Lieutenant General Baron Chassé's 3rd Netherlands Division was sent forward to reinforce Wellington's line to halt the French Imperial Guard advance. He deployed his artillery and their fire took the victorious Frenchmen in the flank, but this still couldn't stop the advance of the Imperial Guard. Baron Chassé ordered his 1st Brigade to charge. To the right of the 3rd Netherlands Division were the 1,500 British Guardsmen of the 2nd and 3rd Battalions the 1st (Grenadier) Foot Guards under the command of Major General Maitland. They had been lying down to protect themselves from the French artillery, but as one they rose up to fire devastating volleys into the shocked Imperial Guard at point-blank range. The French Chasseurs deployed to return the fire and after a duel that lasted about 10 minutes the outnumbered French began wavering. The British Guardsmen prepared for the bayonet charge, but as they then began to advance a fresh French Chasseur Imperial Guard Battalion arrived. With the situation reversed the British Guardsmen retired with the French in pursuit. The French Imperial Guardsmen were in their turn halted by flanking fire from the 52nd Regiment of Major General Frederick Adam's British 3rd Brigade. This onslaught was enough to send the last of the French Imperial Guard back towards their own lines in disarray and chaos.
A wave of panic spread through the French front line at the sight of their Imperial Guard falling back. The hitherto-undefeated Imperial Guard had been stopped and the words of "La garde recule. Sauve qui peut!" ("The Guard retreats. Save yourself if you can!") Rippled along the French ranks. The Duke of Wellington judged that the moment was now right as Napoleon had done at Ligny. Standing up in the stirrups of Copenhagen, his horse, he waved his hat in the air to signal the general advance. The Anglo-Dutch Infantry who had stood to in their lines all day were at last unleashed. They rushed forward behind the retreating French Imperial Guard to throw themselves at the remaining ranks of French Infantrymen.

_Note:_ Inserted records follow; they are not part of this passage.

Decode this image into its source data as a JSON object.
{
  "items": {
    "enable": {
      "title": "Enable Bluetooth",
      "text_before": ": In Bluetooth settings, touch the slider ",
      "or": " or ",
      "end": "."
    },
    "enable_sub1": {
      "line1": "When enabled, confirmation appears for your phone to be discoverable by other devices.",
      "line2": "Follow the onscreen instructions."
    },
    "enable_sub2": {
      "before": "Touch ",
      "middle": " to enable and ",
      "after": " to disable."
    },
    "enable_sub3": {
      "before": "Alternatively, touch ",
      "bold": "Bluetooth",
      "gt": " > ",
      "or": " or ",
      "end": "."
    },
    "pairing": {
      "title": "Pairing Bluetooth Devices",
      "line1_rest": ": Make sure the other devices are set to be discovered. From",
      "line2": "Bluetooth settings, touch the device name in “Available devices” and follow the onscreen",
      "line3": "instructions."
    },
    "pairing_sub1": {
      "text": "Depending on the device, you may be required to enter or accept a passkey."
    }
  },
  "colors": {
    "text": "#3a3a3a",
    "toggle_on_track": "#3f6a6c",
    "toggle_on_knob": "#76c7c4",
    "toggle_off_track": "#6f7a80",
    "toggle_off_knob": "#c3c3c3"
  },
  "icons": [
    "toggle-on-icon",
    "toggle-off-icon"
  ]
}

At about same time as the Imperial Guard was pushed back from the ridge; the Prussians drove the French out of Plancenoit. With this the whole of the French line began to disintegrate under the general advance of the Anglo-Dutch Army from their front and the Prussians from the rear. The last coherent French force remaining on the battlefield was two battalions of the Old Guard at La Belle Alliance. They were the final reserve and a personal bodyguard of the Emperor. Any possibilities that Napoleon had of holding his now defeated L'Armée du Nord together to prevent a complete rout seemed to melt with the Prussian arrival. As the leading elements of the Anglo-Dutch Cavalry approached the two battalions of the Old Guard form squares to protect their Emperor, one on either side of inn. Napoleon commanded the square that had been formed on rising ground to the west of the inn until he was persuaded to leave the field. The Prussians engaged the square to the left, and General Adam's Brigade charged the square on the right. As dusk fell both squares withdrew in relatively good order away from the battlefield towards France, but the rest of the L'Armée du Nord fled in panic. The Anglo-Dutch cavalry continued to pursue the fleeing Frenchmen until 11.00 pm, whilst the Prussians harassed them throughout the night.
A Battle had been won and lost. Wellington and Blücher met following the battle at La Belle Alliance at 9.00 pm, they had jointly won the battle. Napoleon had left the field when the last of his Imperial Guard had formed their squares to defend him. He had lost the day and with it any chance he had as establishing himself as the undisputed ruler of France. Wellington's Anglo-Dutch suffered around 15,000 dead and wounded and Blücher's Prussians some 7,000. Napoleon's L'Armée du Nord lost 25,000 dead and injured, plus 8,000 taken prisoner.
Last updated: 13th December 2018